▸ **Dataset entries**
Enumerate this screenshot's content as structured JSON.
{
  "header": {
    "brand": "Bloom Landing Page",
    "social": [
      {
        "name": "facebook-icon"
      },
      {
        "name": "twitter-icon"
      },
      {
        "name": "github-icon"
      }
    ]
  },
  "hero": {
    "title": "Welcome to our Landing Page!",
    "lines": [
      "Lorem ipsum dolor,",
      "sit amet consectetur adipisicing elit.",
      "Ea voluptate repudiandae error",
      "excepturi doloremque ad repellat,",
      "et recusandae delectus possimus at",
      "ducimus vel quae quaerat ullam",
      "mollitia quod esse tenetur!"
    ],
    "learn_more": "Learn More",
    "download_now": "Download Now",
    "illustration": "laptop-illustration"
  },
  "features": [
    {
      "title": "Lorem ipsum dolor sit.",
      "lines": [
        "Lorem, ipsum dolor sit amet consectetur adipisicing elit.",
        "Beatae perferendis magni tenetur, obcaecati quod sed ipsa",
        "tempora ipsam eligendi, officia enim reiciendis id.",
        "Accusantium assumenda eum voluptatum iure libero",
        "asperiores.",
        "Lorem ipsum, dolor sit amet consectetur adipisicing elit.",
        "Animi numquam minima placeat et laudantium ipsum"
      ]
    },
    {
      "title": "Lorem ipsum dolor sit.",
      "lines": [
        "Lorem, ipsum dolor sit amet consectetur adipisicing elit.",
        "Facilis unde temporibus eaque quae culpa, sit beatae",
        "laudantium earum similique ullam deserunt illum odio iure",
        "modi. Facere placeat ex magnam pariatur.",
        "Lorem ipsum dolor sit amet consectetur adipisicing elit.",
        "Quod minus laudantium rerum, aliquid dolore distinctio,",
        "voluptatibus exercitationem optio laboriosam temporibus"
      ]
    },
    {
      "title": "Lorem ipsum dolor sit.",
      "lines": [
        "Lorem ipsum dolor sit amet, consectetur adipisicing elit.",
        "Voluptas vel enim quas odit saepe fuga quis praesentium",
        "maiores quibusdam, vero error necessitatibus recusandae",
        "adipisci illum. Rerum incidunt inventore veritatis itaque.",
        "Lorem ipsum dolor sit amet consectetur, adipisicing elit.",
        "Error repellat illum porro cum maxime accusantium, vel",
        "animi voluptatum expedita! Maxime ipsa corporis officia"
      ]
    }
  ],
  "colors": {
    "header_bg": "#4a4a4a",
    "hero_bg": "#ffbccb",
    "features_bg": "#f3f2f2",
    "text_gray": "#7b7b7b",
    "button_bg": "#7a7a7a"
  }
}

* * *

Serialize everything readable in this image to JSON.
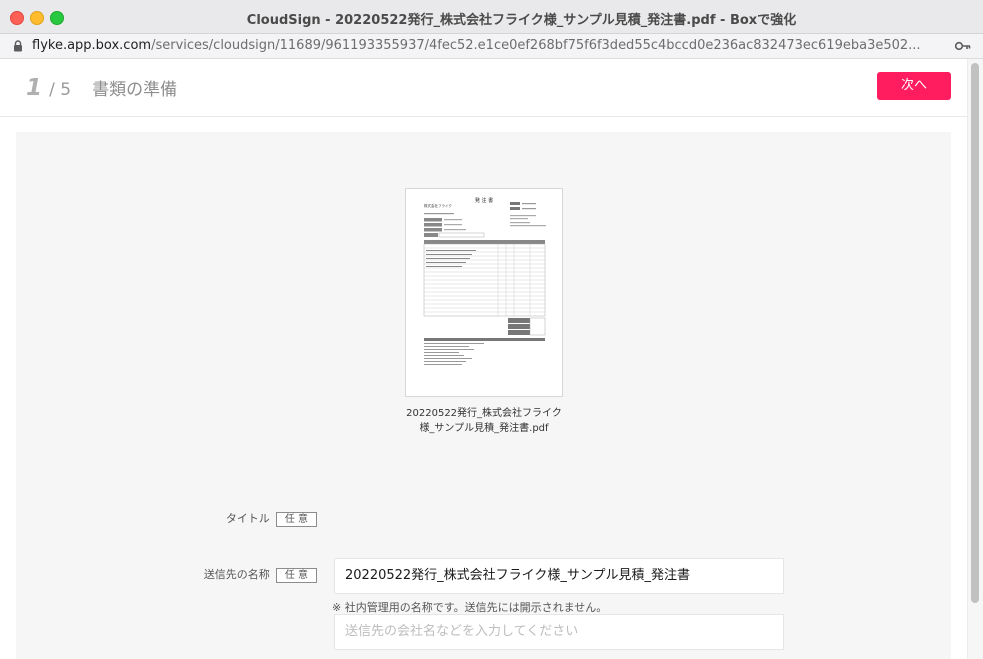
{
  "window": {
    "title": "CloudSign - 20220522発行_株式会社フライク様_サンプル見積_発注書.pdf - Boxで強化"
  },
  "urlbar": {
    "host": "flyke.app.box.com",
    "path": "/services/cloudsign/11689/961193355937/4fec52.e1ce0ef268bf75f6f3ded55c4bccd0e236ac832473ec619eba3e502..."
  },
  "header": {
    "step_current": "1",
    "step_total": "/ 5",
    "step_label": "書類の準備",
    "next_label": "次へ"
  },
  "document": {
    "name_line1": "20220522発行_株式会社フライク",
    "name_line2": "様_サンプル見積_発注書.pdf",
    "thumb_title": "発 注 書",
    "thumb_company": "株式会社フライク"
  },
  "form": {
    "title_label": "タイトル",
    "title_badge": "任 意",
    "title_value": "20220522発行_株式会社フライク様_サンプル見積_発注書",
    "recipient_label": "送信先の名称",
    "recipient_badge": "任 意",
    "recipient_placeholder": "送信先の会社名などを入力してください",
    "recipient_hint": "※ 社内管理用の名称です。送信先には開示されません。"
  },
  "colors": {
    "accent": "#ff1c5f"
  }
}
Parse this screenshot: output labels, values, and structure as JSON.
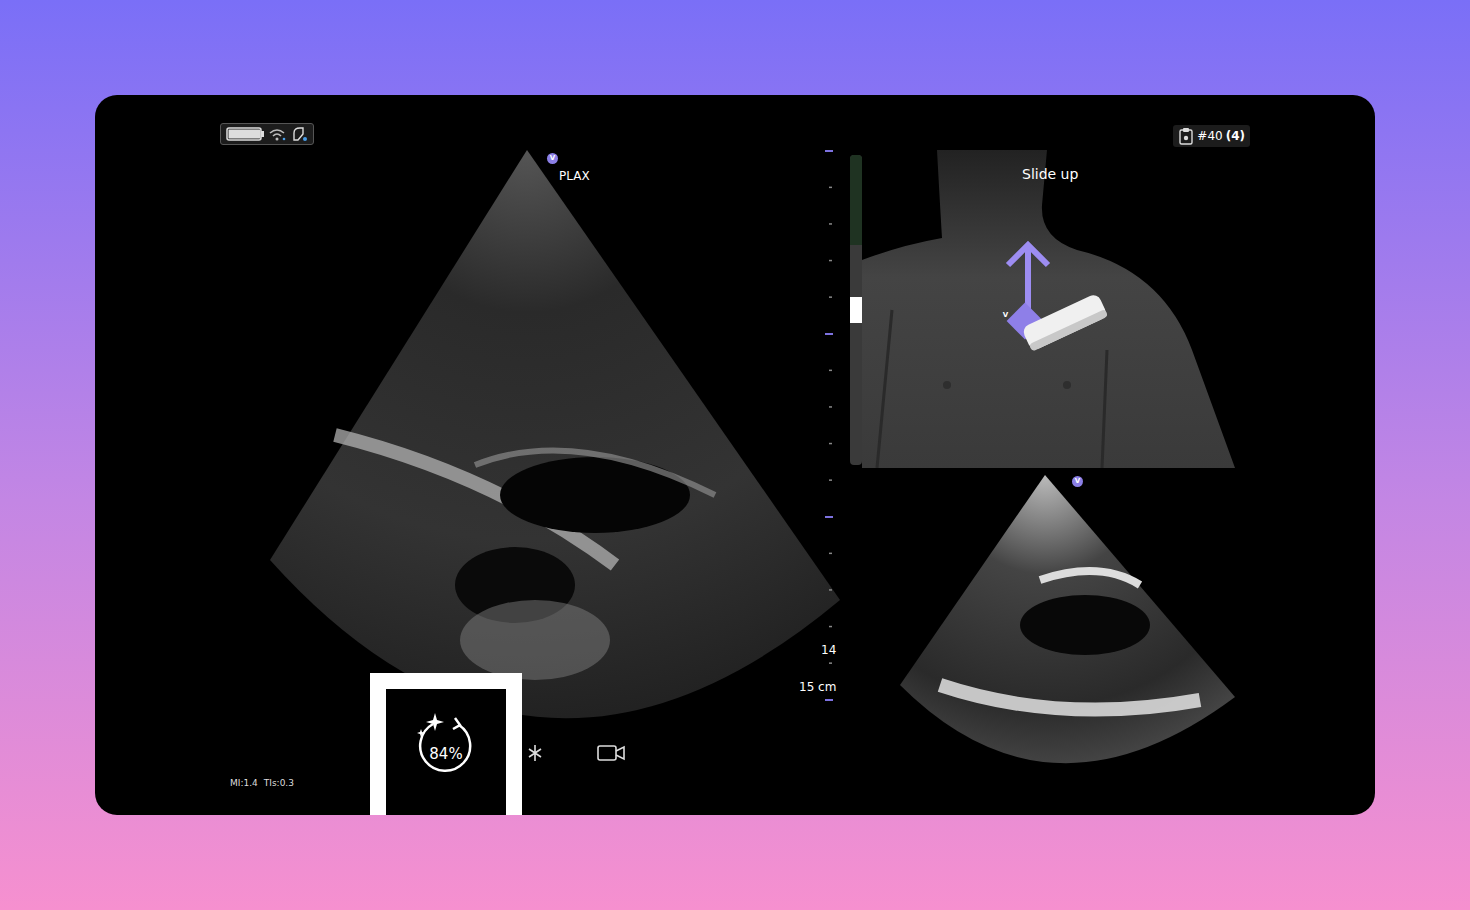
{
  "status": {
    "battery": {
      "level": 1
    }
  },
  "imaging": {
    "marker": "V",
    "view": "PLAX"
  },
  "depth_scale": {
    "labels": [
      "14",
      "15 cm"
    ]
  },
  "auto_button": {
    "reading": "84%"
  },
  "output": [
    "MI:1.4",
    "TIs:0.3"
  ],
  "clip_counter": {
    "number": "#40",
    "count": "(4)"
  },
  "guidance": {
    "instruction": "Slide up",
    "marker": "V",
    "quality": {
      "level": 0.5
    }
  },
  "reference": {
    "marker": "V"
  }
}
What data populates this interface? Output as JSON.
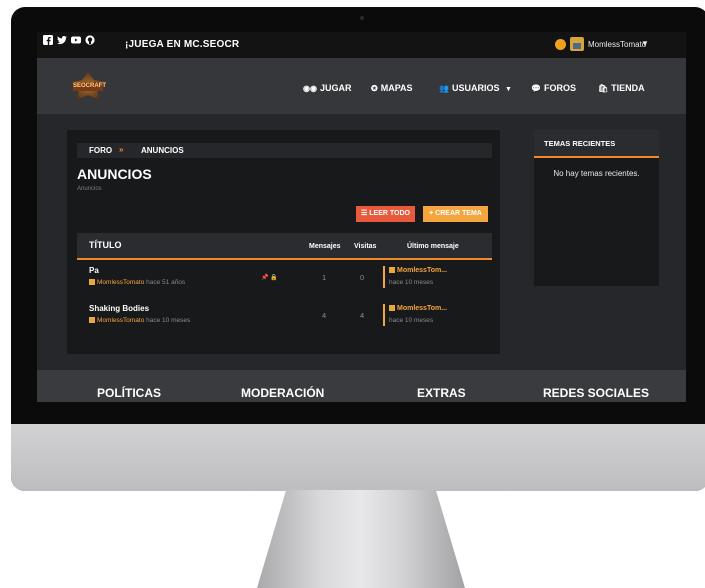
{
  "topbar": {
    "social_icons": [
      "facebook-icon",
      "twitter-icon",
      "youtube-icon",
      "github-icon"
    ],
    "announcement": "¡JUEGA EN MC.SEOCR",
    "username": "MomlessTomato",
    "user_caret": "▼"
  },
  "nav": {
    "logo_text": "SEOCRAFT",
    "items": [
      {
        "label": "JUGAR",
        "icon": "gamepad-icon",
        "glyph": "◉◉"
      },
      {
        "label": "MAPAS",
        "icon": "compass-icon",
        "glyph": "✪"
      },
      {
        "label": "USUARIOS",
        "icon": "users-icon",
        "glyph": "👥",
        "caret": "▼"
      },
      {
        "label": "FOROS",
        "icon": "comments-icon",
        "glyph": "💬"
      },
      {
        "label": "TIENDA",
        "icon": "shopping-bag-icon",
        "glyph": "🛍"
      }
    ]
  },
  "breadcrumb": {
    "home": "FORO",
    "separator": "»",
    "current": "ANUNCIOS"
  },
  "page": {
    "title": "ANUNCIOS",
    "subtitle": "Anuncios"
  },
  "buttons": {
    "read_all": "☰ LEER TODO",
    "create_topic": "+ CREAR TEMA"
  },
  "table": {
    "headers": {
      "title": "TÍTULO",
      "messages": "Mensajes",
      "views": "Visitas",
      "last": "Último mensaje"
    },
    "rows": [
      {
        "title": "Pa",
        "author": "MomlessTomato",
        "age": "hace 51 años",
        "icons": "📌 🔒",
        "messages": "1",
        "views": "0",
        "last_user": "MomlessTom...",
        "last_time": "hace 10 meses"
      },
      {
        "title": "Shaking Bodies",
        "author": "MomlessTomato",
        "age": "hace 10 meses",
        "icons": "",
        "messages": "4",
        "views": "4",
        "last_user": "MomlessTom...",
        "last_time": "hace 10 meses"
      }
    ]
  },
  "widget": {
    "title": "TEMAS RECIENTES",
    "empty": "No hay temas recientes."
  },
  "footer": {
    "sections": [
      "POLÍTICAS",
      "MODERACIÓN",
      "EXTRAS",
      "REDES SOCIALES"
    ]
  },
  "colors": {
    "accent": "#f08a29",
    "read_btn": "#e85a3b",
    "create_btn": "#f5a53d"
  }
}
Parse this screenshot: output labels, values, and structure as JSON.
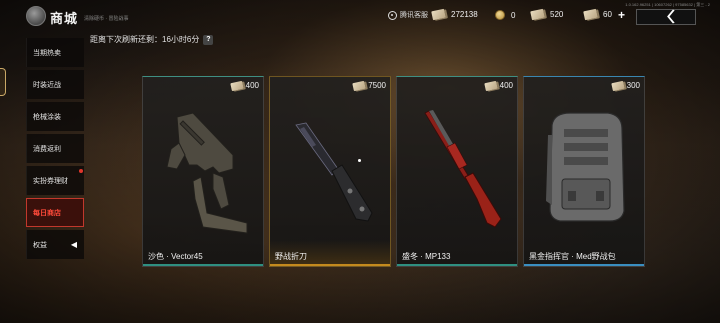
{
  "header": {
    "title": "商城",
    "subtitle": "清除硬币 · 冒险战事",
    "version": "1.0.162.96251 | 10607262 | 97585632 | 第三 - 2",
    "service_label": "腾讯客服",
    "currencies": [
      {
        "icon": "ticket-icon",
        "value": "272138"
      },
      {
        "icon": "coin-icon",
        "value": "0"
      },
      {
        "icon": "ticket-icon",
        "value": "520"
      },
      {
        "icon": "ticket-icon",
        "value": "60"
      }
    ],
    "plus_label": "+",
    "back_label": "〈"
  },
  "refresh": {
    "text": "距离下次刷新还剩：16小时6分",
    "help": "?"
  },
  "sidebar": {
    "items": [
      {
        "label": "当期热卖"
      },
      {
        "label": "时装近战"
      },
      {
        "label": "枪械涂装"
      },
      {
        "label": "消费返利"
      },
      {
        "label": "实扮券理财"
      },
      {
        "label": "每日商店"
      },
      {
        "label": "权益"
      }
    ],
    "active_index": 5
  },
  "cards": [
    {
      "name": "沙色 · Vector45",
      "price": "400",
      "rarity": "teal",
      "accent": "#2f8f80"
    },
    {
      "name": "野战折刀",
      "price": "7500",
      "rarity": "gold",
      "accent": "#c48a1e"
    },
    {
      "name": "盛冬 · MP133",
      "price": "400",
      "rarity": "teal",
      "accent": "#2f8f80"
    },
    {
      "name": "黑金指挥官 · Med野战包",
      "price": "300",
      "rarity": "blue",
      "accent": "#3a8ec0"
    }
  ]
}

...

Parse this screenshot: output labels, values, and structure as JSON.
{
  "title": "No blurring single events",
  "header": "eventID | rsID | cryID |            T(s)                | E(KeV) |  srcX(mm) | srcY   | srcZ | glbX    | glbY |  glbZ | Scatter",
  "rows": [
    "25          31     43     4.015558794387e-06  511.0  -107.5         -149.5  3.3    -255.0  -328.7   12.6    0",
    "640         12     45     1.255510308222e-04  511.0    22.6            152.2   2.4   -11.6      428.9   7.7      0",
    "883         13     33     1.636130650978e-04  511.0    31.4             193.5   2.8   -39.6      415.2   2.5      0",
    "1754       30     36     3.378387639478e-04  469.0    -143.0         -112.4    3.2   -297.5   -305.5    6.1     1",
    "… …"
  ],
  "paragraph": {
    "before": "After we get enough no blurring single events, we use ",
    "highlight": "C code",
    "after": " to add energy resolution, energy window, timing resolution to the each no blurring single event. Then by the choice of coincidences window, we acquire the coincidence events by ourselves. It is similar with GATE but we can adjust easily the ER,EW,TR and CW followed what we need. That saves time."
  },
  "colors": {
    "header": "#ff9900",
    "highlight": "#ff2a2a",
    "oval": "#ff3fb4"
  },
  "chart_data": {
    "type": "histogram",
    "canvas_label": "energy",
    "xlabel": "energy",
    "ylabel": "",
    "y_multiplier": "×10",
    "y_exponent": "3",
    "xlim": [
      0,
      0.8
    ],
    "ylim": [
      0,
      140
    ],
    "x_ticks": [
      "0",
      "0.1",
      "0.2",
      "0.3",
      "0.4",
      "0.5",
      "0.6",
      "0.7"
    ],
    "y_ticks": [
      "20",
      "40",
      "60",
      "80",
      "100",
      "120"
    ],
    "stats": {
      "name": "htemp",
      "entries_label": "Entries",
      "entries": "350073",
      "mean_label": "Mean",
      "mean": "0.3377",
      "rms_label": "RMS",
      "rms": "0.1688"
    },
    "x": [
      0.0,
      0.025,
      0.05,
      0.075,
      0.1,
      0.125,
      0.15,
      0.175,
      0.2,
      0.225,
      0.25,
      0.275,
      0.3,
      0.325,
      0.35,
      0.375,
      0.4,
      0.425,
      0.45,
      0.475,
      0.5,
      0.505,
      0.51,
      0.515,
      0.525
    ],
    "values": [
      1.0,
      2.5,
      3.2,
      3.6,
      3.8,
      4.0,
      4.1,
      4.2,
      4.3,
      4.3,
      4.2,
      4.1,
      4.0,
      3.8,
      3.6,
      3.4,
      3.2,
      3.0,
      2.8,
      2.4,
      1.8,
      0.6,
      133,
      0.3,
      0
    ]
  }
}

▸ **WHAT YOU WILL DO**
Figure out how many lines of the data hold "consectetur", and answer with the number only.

▸ **EXERCISE RESPONSE**
7